I actually found it strangely interesting how many parallels it had compared to a 1940's comic story I just happened to read earlier in the week. The superhero story about The Whizzer from All Winners Comics #2, to be precise...
Please take a moment to read through that Whizzer story above. It is, I think, pretty critical to understanding what I think about Twilight: The Graphic Novel.
Done? Good. Now, did you notice in that Whizzer story how it didn't make a lick of sense? Characters are doing and saying things almost randomly, scenes change abruptly and for no reason... Hell, even the porthole window changes from round in one panel to square in the next! There's kind of a vague sense of story progression, but it kind of feels like somebody tore out every other page.

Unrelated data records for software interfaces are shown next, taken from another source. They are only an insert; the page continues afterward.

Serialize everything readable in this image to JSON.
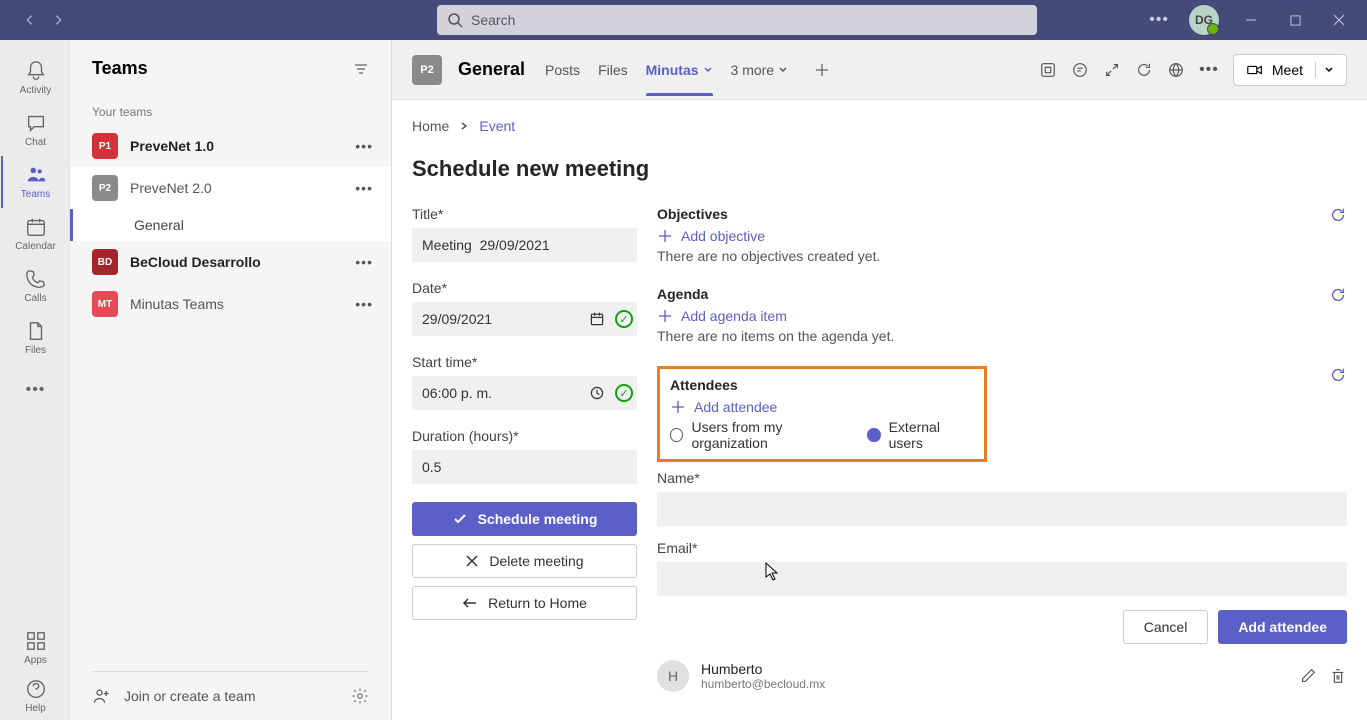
{
  "titlebar": {
    "search_placeholder": "Search",
    "user_initials": "DG"
  },
  "leftRail": {
    "activity": "Activity",
    "chat": "Chat",
    "teams": "Teams",
    "calendar": "Calendar",
    "calls": "Calls",
    "files": "Files",
    "apps": "Apps",
    "help": "Help"
  },
  "teamsPanel": {
    "title": "Teams",
    "your_teams": "Your teams",
    "teams": [
      {
        "initials": "P1",
        "name": "PreveNet 1.0"
      },
      {
        "initials": "P2",
        "name": "PreveNet 2.0",
        "channels": [
          "General"
        ],
        "selected": true
      },
      {
        "initials": "BD",
        "name": "BeCloud Desarrollo"
      },
      {
        "initials": "MT",
        "name": "Minutas Teams"
      }
    ],
    "join_create": "Join or create a team"
  },
  "mainHeader": {
    "channel_initials": "P2",
    "channel_name": "General",
    "tabs": {
      "posts": "Posts",
      "files": "Files",
      "minutas": "Minutas",
      "more": "3 more"
    },
    "meet": "Meet"
  },
  "breadcrumb": {
    "home": "Home",
    "current": "Event"
  },
  "page": {
    "title": "Schedule new meeting"
  },
  "form": {
    "title_label": "Title*",
    "title_value": "Meeting  29/09/2021",
    "date_label": "Date*",
    "date_value": "29/09/2021",
    "starttime_label": "Start time*",
    "starttime_value": "06:00 p. m.",
    "duration_label": "Duration (hours)*",
    "duration_value": "0.5",
    "schedule_btn": "Schedule meeting",
    "delete_btn": "Delete meeting",
    "return_btn": "Return to Home"
  },
  "sections": {
    "objectives": {
      "title": "Objectives",
      "add": "Add objective",
      "empty": "There are no objectives created yet."
    },
    "agenda": {
      "title": "Agenda",
      "add": "Add agenda item",
      "empty": "There are no items on the agenda yet."
    },
    "attendees": {
      "title": "Attendees",
      "add": "Add attendee",
      "org_users": "Users from my organization",
      "ext_users": "External users",
      "name_label": "Name*",
      "email_label": "Email*",
      "cancel": "Cancel",
      "add_btn": "Add attendee",
      "list": [
        {
          "initial": "H",
          "name": "Humberto",
          "email": "humberto@becloud.mx"
        }
      ]
    }
  }
}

That's what reading Twilight: The Graphic Novel was like. Even setting aside the already-much-maligned-elsewhere piss-poor lettering, the actual comic just comes across as a bunch of random scenes that seem like they ought to be connected somehow but really aren't. Characters say things that seem like they ought to relate back to something else, but you're not sure what. There are sudden, disconnected scene changes throughout the book. The more action-oriented scenes are completely incomprehensible, and the reader can only infer what happened by reading the dialogue several pages later. Not to mention some bizarre leaps of in-story logic that make 1940s comics look completely sensible by comparison.

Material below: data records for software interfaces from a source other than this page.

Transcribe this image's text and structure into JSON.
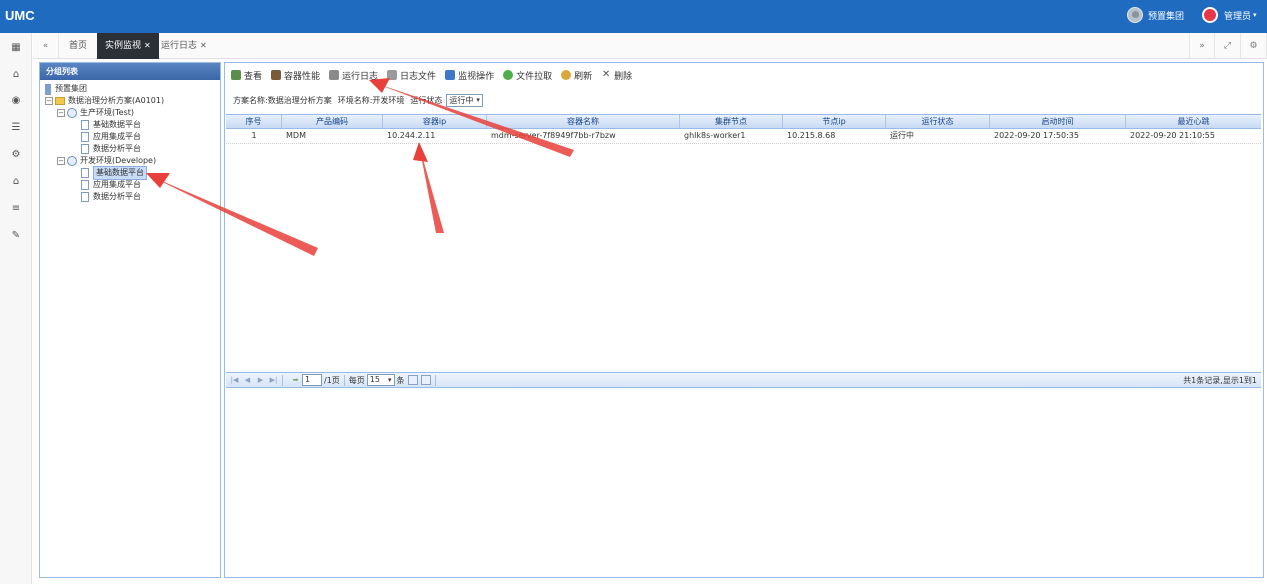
{
  "header": {
    "brand": "UMC",
    "org_name": "预置集团",
    "user_name": "管理员"
  },
  "colors": {
    "header_bg": "#1e6bbf",
    "active_tab": "#2b2f36",
    "grid_header": "#c7daf3",
    "annotation_red": "#e8403a"
  },
  "rail_icons": [
    "dashboard-icon",
    "bank-icon",
    "eye-icon",
    "list-icon",
    "settings-icon",
    "home-icon",
    "menu-icon",
    "wrench-icon"
  ],
  "tabs": [
    {
      "label": "首页"
    },
    {
      "label": "实例监视",
      "active": true
    },
    {
      "label": "运行日志"
    }
  ],
  "tree_panel": {
    "title": "分组列表",
    "nodes": {
      "root": "预置集团",
      "solution": "数据治理分析方案(A0101)",
      "env_test": "生产环境(Test)",
      "test_base": "基础数据平台",
      "test_app": "应用集成平台",
      "test_data": "数据分析平台",
      "env_dev": "开发环境(Develope)",
      "dev_base": "基础数据平台",
      "dev_app": "应用集成平台",
      "dev_data": "数据分析平台"
    }
  },
  "toolbar": {
    "view": "查看",
    "container_perf": "容器性能",
    "run_log": "运行日志",
    "log_file": "日志文件",
    "monitor_ops": "监视操作",
    "file_pull": "文件拉取",
    "refresh": "刷新",
    "delete": "删除"
  },
  "filter": {
    "solution_text": "方案名称:数据治理分析方案",
    "env_text": "环境名称:开发环境",
    "status_label": "运行状态",
    "status_value": "运行中"
  },
  "grid": {
    "columns": [
      "序号",
      "产品编码",
      "容器ip",
      "容器名称",
      "集群节点",
      "节点ip",
      "运行状态",
      "启动时间",
      "最近心跳"
    ],
    "rows": [
      [
        "1",
        "MDM",
        "10.244.2.11",
        "mdm-server-7f8949f7bb-r7bzw",
        "ghlk8s-worker1",
        "10.215.8.68",
        "运行中",
        "2022-09-20 17:50:35",
        "2022-09-20 21:10:55"
      ]
    ]
  },
  "pager": {
    "page": "1",
    "total_pages_text": "/1页",
    "per_page_label": "每页",
    "per_page_value": "15",
    "unit": "条",
    "summary": "共1条记录,显示1到1"
  }
}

To complicate matters, the text suggests the vampires look different than other folks. But the art really makes everyone look pretty much the same. Oh, individual characters are identifiable enough and it's not as if you can't tell one character from another, but they all have that same sparkling beauty that's allegedly reserved for these vampires.
Further complicating matters, there is not one border gutter in the whole book. Panels are divided by a simple black line, slightly heavier than what's used within the panels. Individual panels are cropped strangely, not infrequently cutting off people's heads and projecting the reader's attention in precisely the wrong places. Most of the individual pages are a mess from a layout perspective, and it really isn't then surprising that the lettering had to be placed over character's faces.

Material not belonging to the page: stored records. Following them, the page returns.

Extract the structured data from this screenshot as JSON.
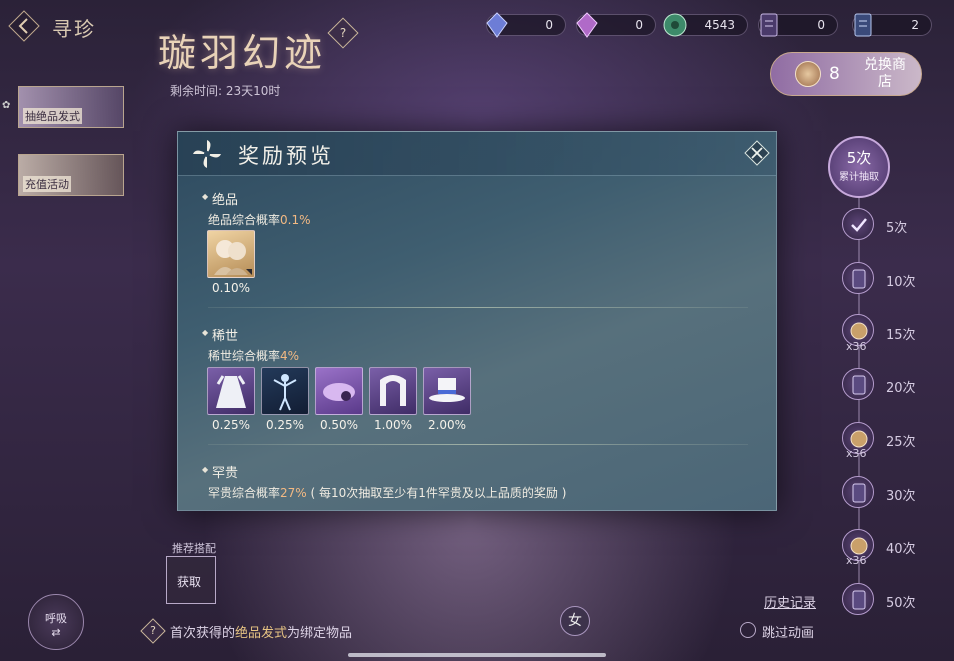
{
  "nav": {
    "title": "寻珍",
    "back_icon": "back-arrow-icon"
  },
  "event": {
    "title": "璇羽幻迹",
    "help_glyph": "?",
    "remaining_label": "剩余时间: 23天10时"
  },
  "currencies": [
    {
      "icon": "blue-crystal-icon",
      "value": "0"
    },
    {
      "icon": "pink-crystal-icon",
      "value": "0"
    },
    {
      "icon": "green-jade-icon",
      "value": "4543"
    },
    {
      "icon": "ticket-card-icon",
      "value": "0"
    },
    {
      "icon": "blue-ticket-card-icon",
      "value": "2"
    }
  ],
  "shop": {
    "count": "8",
    "label": "兑换商店"
  },
  "side_tabs": [
    {
      "label": "抽绝品发式"
    },
    {
      "label": "充值活动"
    }
  ],
  "milestones": {
    "head_count": "5次",
    "head_label": "累计抽取",
    "items": [
      {
        "label": "5次",
        "icon": "check-icon",
        "badge": ""
      },
      {
        "label": "10次",
        "icon": "ticket-card-icon",
        "badge": ""
      },
      {
        "label": "15次",
        "icon": "coin-icon",
        "badge": "x36"
      },
      {
        "label": "20次",
        "icon": "ticket-card-icon",
        "badge": ""
      },
      {
        "label": "25次",
        "icon": "coin-icon",
        "badge": "x36"
      },
      {
        "label": "30次",
        "icon": "ticket-card-icon",
        "badge": ""
      },
      {
        "label": "40次",
        "icon": "coin-icon",
        "badge": "x36"
      },
      {
        "label": "50次",
        "icon": "ticket-card-icon",
        "badge": ""
      }
    ]
  },
  "bottom": {
    "breath_title": "呼吸",
    "breath_glyph": "⇄",
    "recommend_label": "推荐搭配",
    "obtain_label": "获取",
    "notice_prefix": "首次获得的",
    "notice_highlight": "绝品发式",
    "notice_suffix": "为绑定物品",
    "notice_glyph": "?",
    "gender": "女",
    "history": "历史记录",
    "skip": "跳过动画"
  },
  "modal": {
    "title": "奖励预览",
    "sections": [
      {
        "name": "绝品",
        "rate_label": "绝品综合概率",
        "rate_value": "0.1%",
        "items": [
          {
            "icon": "twin-portrait-icon",
            "pct": "0.10%"
          }
        ]
      },
      {
        "name": "稀世",
        "rate_label": "稀世综合概率",
        "rate_value": "4%",
        "items": [
          {
            "icon": "white-dress-icon",
            "pct": "0.25%"
          },
          {
            "icon": "dancer-icon",
            "pct": "0.25%"
          },
          {
            "icon": "purple-scene-icon",
            "pct": "0.50%"
          },
          {
            "icon": "white-hair-icon",
            "pct": "1.00%"
          },
          {
            "icon": "white-hat-icon",
            "pct": "2.00%"
          }
        ]
      },
      {
        "name": "罕贵",
        "rate_label": "罕贵综合概率",
        "rate_value": "27%",
        "rate_note": "( 每10次抽取至少有1件罕贵及以上品质的奖励 )"
      }
    ]
  }
}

I'm not about to say that the whole Twilight saga is crap; I've read one person's adaptation of part of the overall story. I have to assume, in fact, that Stephanie Meyer's original novel was much more cohesive, because I can't imagine any editor approving it otherwise. The general story idea isn't my cup of tea, but a lot of people get something out of it so I'm not about to judge. But Twilight: The Graphic Novel ranks as one of the worst pieces of printed comic literature I've read in a long time. I really do think some of these poorly-drawn, slap-dashed 1940s reprints I've been reading lately are of much higher quality than this.